EXERCISE REQUIREMENTS: Down to the last line, set the entries down again exactly.

THE DATA:
:::::

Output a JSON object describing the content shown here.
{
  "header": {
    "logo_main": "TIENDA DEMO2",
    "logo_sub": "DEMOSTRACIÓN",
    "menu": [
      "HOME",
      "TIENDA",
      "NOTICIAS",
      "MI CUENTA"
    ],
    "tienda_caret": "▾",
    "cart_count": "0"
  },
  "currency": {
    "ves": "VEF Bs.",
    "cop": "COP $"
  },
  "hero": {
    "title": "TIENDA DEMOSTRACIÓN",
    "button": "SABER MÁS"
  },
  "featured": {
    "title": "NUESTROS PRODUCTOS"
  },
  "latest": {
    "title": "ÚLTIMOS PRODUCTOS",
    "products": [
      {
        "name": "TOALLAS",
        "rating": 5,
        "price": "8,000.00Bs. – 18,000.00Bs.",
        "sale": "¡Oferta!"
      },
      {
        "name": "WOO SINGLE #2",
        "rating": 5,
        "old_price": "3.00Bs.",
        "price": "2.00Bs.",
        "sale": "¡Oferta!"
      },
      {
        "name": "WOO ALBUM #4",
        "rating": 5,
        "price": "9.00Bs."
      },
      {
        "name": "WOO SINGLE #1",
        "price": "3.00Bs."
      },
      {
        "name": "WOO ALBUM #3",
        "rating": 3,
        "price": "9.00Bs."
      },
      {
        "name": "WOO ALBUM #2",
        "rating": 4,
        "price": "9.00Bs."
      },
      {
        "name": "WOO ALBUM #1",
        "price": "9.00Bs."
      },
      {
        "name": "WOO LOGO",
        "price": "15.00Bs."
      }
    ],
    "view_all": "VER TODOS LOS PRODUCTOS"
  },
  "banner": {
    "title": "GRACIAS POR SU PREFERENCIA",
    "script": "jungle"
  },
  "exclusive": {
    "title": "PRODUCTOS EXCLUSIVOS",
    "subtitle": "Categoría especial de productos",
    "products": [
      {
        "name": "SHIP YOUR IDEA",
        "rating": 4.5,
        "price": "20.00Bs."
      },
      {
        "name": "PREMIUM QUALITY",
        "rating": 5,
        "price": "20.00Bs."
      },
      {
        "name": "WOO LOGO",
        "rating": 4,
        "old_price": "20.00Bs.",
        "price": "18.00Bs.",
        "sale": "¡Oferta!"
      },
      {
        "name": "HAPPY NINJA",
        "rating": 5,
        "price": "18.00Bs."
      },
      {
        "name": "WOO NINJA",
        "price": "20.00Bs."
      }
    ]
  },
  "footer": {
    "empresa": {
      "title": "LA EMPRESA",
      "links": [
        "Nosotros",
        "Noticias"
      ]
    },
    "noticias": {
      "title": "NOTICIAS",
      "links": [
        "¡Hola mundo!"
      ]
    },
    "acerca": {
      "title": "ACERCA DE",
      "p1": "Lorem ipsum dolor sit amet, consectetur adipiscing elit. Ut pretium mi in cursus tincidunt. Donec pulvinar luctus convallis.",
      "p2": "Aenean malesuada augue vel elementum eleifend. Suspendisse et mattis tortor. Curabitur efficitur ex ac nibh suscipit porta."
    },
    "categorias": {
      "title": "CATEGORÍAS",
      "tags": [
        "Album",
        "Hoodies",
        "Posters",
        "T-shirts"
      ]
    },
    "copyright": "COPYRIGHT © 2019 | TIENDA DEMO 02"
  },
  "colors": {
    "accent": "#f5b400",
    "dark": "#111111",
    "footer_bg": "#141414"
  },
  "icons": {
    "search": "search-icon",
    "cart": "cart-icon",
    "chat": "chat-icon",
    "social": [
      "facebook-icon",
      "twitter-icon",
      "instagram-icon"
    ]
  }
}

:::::

REPLY TO THE TASK:
Output a JSON object describing the content shown here.
{
  "header": {
    "logo_main": "TIENDA DEMO2",
    "logo_sub": "DEMOSTRACIÓN",
    "menu": [
      "HOME",
      "TIENDA",
      "NOTICIAS",
      "MI CUENTA"
    ],
    "tienda_caret": "▾",
    "cart_count": "0"
  },
  "currency": {
    "ves": "VEF Bs.",
    "cop": "COP $"
  },
  "hero": {
    "title": "TIENDA DEMOSTRACIÓN",
    "button": "SABER MÁS"
  },
  "featured": {
    "title": "NUESTROS PRODUCTOS"
  },
  "latest": {
    "title": "ÚLTIMOS PRODUCTOS",
    "products": [
      {
        "name": "TOALLAS",
        "rating": 5,
        "price": "8,000.00Bs. – 18,000.00Bs.",
        "sale": "¡Oferta!"
      },
      {
        "name": "WOO SINGLE #2",
        "rating": 5,
        "old_price": "3.00Bs.",
        "price": "2.00Bs.",
        "sale": "¡Oferta!"
      },
      {
        "name": "WOO ALBUM #4",
        "rating": 5,
        "price": "9.00Bs."
      },
      {
        "name": "WOO SINGLE #1",
        "price": "3.00Bs."
      },
      {
        "name": "WOO ALBUM #3",
        "rating": 3,
        "price": "9.00Bs."
      },
      {
        "name": "WOO ALBUM #2",
        "rating": 4,
        "price": "9.00Bs."
      },
      {
        "name": "WOO ALBUM #1",
        "price": "9.00Bs."
      },
      {
        "name": "WOO LOGO",
        "price": "15.00Bs."
      }
    ],
    "view_all": "VER TODOS LOS PRODUCTOS"
  },
  "banner": {
    "title": "GRACIAS POR SU PREFERENCIA",
    "script": "jungle"
  },
  "exclusive": {
    "title": "PRODUCTOS EXCLUSIVOS",
    "subtitle": "Categoría especial de productos",
    "products": [
      {
        "name": "SHIP YOUR IDEA",
        "rating": 4.5,
        "price": "20.00Bs."
      },
      {
        "name": "PREMIUM QUALITY",
        "rating": 5,
        "price": "20.00Bs."
      },
      {
        "name": "WOO LOGO",
        "rating": 4,
        "old_price": "20.00Bs.",
        "price": "18.00Bs.",
        "sale": "¡Oferta!"
      },
      {
        "name": "HAPPY NINJA",
        "rating": 5,
        "price": "18.00Bs."
      },
      {
        "name": "WOO NINJA",
        "price": "20.00Bs."
      }
    ]
  },
  "footer": {
    "empresa": {
      "title": "LA EMPRESA",
      "links": [
        "Nosotros",
        "Noticias"
      ]
    },
    "noticias": {
      "title": "NOTICIAS",
      "links": [
        "¡Hola mundo!"
      ]
    },
    "acerca": {
      "title": "ACERCA DE",
      "p1": "Lorem ipsum dolor sit amet, consectetur adipiscing elit. Ut pretium mi in cursus tincidunt. Donec pulvinar luctus convallis.",
      "p2": "Aenean malesuada augue vel elementum eleifend. Suspendisse et mattis tortor. Curabitur efficitur ex ac nibh suscipit porta."
    },
    "categorias": {
      "title": "CATEGORÍAS",
      "tags": [
        "Album",
        "Hoodies",
        "Posters",
        "T-shirts"
      ]
    },
    "copyright": "COPYRIGHT © 2019 | TIENDA DEMO 02"
  },
  "colors": {
    "accent": "#f5b400",
    "dark": "#111111",
    "footer_bg": "#141414"
  },
  "icons": {
    "search": "search-icon",
    "cart": "cart-icon",
    "chat": "chat-icon",
    "social": [
      "facebook-icon",
      "twitter-icon",
      "instagram-icon"
    ]
  }
}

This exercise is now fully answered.